Web page and app entries
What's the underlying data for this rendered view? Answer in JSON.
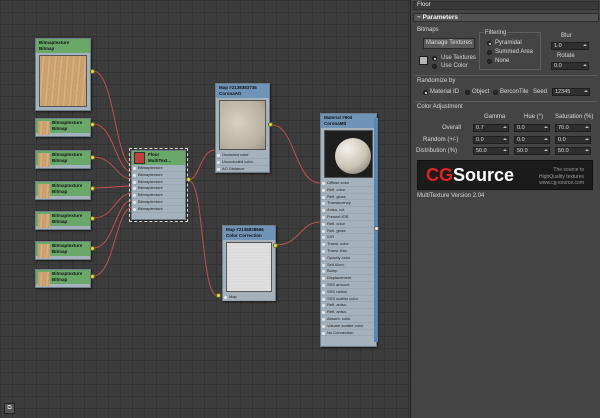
{
  "window": {
    "title": "Floor"
  },
  "rollout": {
    "label": "Parameters"
  },
  "bitmaps": {
    "label": "Bitmaps",
    "manage_button": "Manage Textures",
    "use_textures": "Use Textures",
    "use_color": "Use Color"
  },
  "filtering": {
    "label": "Filtering",
    "options": [
      "Pyramidal",
      "Summed Area",
      "None"
    ],
    "selected": "Pyramidal"
  },
  "blur": {
    "label": "Blur",
    "value": "1.0"
  },
  "rotate": {
    "label": "Rotate",
    "value": "0.0"
  },
  "randomize": {
    "label": "Randomize by",
    "options": [
      "Material ID",
      "Object",
      "BerconTile"
    ],
    "selected": "Material ID",
    "seed_label": "Seed",
    "seed_value": "12345"
  },
  "color_adjustment": {
    "label": "Color Adjustment",
    "columns": [
      "Gamma",
      "Hue (°)",
      "Saturation (%)"
    ],
    "rows": [
      {
        "label": "Overall",
        "values": [
          "0.7",
          "0.0",
          "70.0"
        ]
      },
      {
        "label": "Random (+/-)",
        "values": [
          "0.0",
          "0.0",
          "0.0"
        ]
      },
      {
        "label": "Distribution (%)",
        "values": [
          "50.0",
          "50.0",
          "50.0"
        ]
      }
    ]
  },
  "logo": {
    "cg": "CG",
    "source": "Source",
    "tagline_1": "The source to",
    "tagline_2": "HighQuality textures",
    "tagline_3": "www.cg-source.com"
  },
  "version": "MultiTexture Version 2.04",
  "nodes": {
    "bitmap": {
      "line1": "Bitmaptexture",
      "line2": "Bitmap"
    },
    "multitex": {
      "line1": "Floor",
      "line2": "MultiText...",
      "ports": [
        "Bitmaptexture",
        "Bitmaptexture",
        "Bitmaptexture",
        "Bitmaptexture",
        "Bitmaptexture",
        "Bitmaptexture",
        "Bitmaptexture"
      ]
    },
    "coronaao": {
      "line1": "Map #2138383736",
      "line2": "CoronaAO",
      "ports": [
        "Occluded color",
        "Unoccluded color",
        "AO Distance"
      ]
    },
    "colorcorrection": {
      "line1": "Map #2138828666",
      "line2": "Color Correction",
      "ports": [
        "Map"
      ]
    },
    "material": {
      "line1": "Material #604",
      "line2": "CoronaMtl",
      "ports": [
        "Diffuse color",
        "Refl. color",
        "Refl. gloss",
        "Translucency",
        "Aniso. rot.",
        "Fresnel IOR",
        "Refl. color",
        "Refl. gloss",
        "IOR",
        "Transl. color",
        "Transl. frac.",
        "Opacity color",
        "Self-Illum.",
        "Bump",
        "Displacement",
        "SSS amount",
        "SSS radius",
        "SSS scatter color",
        "Refl. aniso.",
        "Refl. aniso.",
        "Absorb. color",
        "Volume scatter color",
        "No Connection"
      ]
    }
  },
  "colors": {
    "accent_red": "#e02222",
    "node_header_green": "#6aa86a",
    "node_header_blue": "#6f94b8",
    "wire": "#c0504d"
  }
}
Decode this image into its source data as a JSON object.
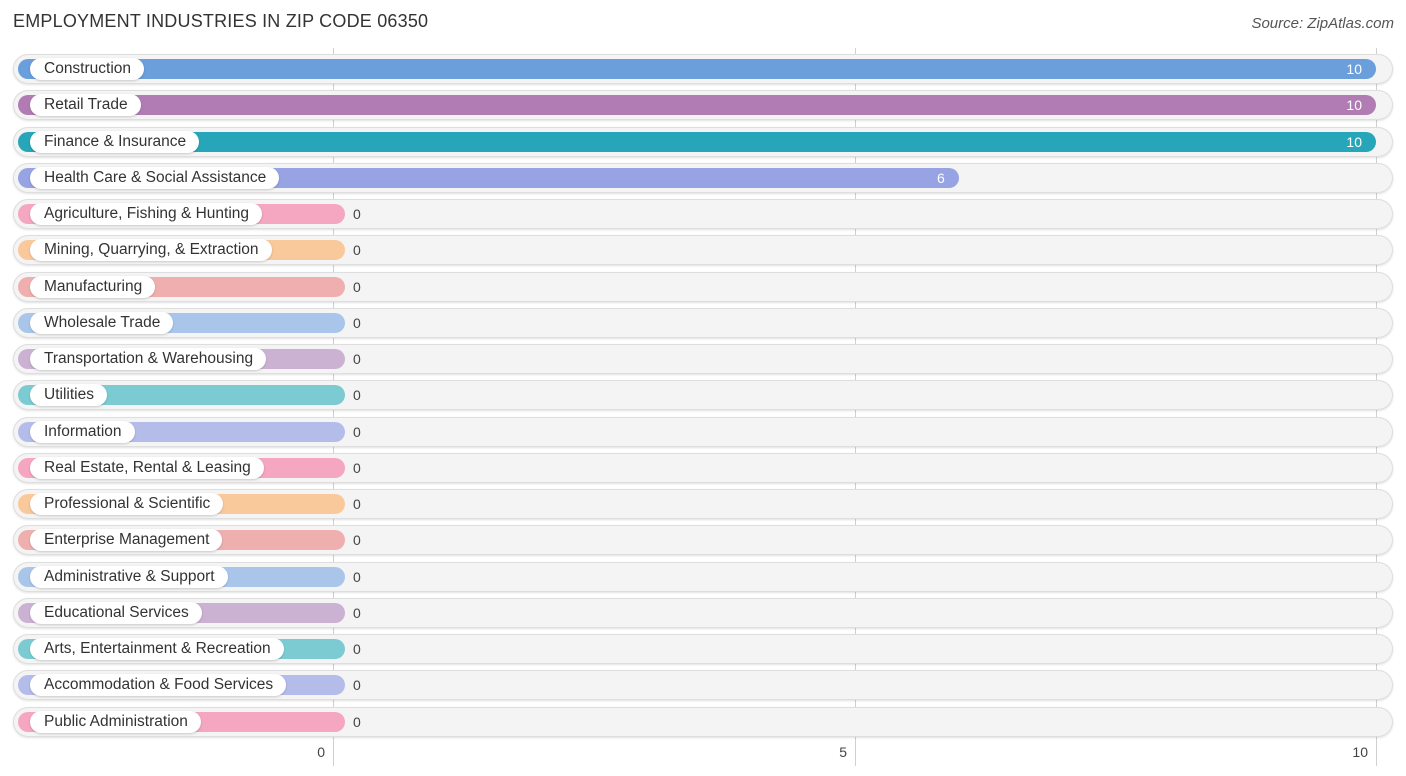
{
  "chart_data": {
    "type": "bar",
    "orientation": "horizontal",
    "title": "EMPLOYMENT INDUSTRIES IN ZIP CODE 06350",
    "source": "Source: ZipAtlas.com",
    "xlabel": "",
    "ylabel": "",
    "xlim": [
      0,
      10
    ],
    "xticks": [
      0,
      5,
      10
    ],
    "xtick_labels": [
      "0",
      "5",
      "10"
    ],
    "grid": true,
    "categories": [
      "Construction",
      "Retail Trade",
      "Finance & Insurance",
      "Health Care & Social Assistance",
      "Agriculture, Fishing & Hunting",
      "Mining, Quarrying, & Extraction",
      "Manufacturing",
      "Wholesale Trade",
      "Transportation & Warehousing",
      "Utilities",
      "Information",
      "Real Estate, Rental & Leasing",
      "Professional & Scientific",
      "Enterprise Management",
      "Administrative & Support",
      "Educational Services",
      "Arts, Entertainment & Recreation",
      "Accommodation & Food Services",
      "Public Administration"
    ],
    "values": [
      10,
      10,
      10,
      6,
      0,
      0,
      0,
      0,
      0,
      0,
      0,
      0,
      0,
      0,
      0,
      0,
      0,
      0,
      0
    ],
    "value_labels": [
      "10",
      "10",
      "10",
      "6",
      "0",
      "0",
      "0",
      "0",
      "0",
      "0",
      "0",
      "0",
      "0",
      "0",
      "0",
      "0",
      "0",
      "0",
      "0"
    ],
    "colors": [
      "#6a9fdc",
      "#b07cb3",
      "#26a6b8",
      "#97a3e3",
      "#f5a6c1",
      "#f9c99b",
      "#efafaf",
      "#a9c6ea",
      "#cbb1d2",
      "#7dcbd2",
      "#b4bdea",
      "#f5a6c1",
      "#f9c99b",
      "#efafaf",
      "#a9c6ea",
      "#cbb1d2",
      "#7dcbd2",
      "#b4bdea",
      "#f5a6c1"
    ]
  }
}
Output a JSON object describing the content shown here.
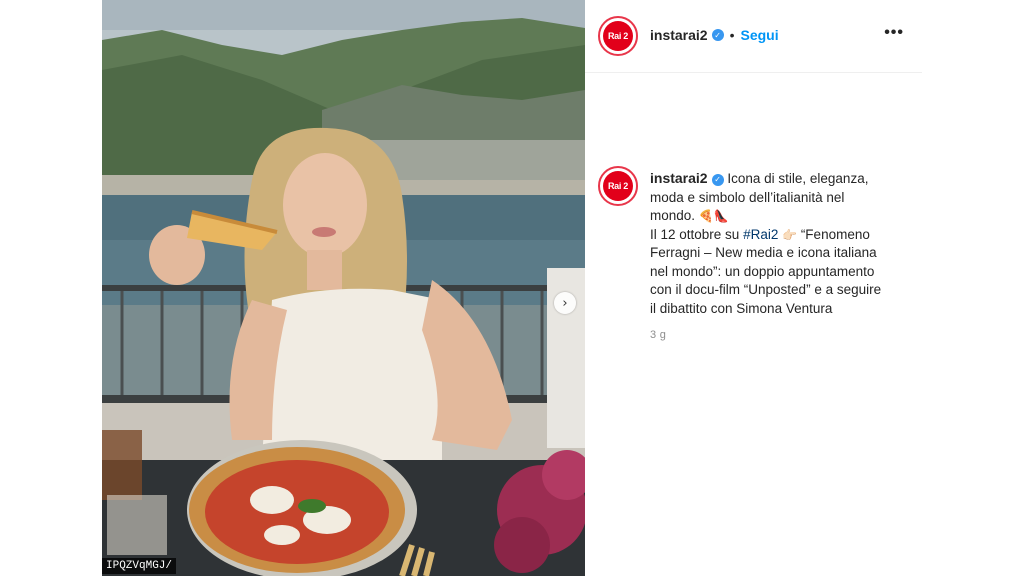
{
  "post": {
    "username": "instarai2",
    "follow_label": "Segui",
    "separator": "•",
    "more_label": "•••",
    "avatar_text": "Rai 2",
    "image_tag": "IPQZVqMGJ/",
    "next_icon": "chevron-right-icon",
    "caption": {
      "line1": "Icona di stile, eleganza,",
      "line2": "moda e simbolo dell’italianità nel",
      "line3": "mondo.",
      "emoji1": "🍕👠",
      "line4_a": "Il 12 ottobre su ",
      "hashtag": "#Rai2",
      "emoji2": "👉🏻",
      "line4_b": " “Fenomeno",
      "line5": "Ferragni – New media e icona italiana",
      "line6": "nel mondo”: un doppio appuntamento",
      "line7": "con il docu-film “Unposted” e a seguire",
      "line8": "il dibattito con Simona Ventura"
    },
    "time": "3 g",
    "colors": {
      "accent": "#0095f6",
      "brand": "#e2001a",
      "verified": "#3897f0"
    }
  }
}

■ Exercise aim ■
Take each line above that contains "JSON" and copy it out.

■ Written answer ■
What's the underlying data for this rendered view? Answer in JSON.
Decode this image into its source data as a JSON object.
Output a JSON object describing the content shown here.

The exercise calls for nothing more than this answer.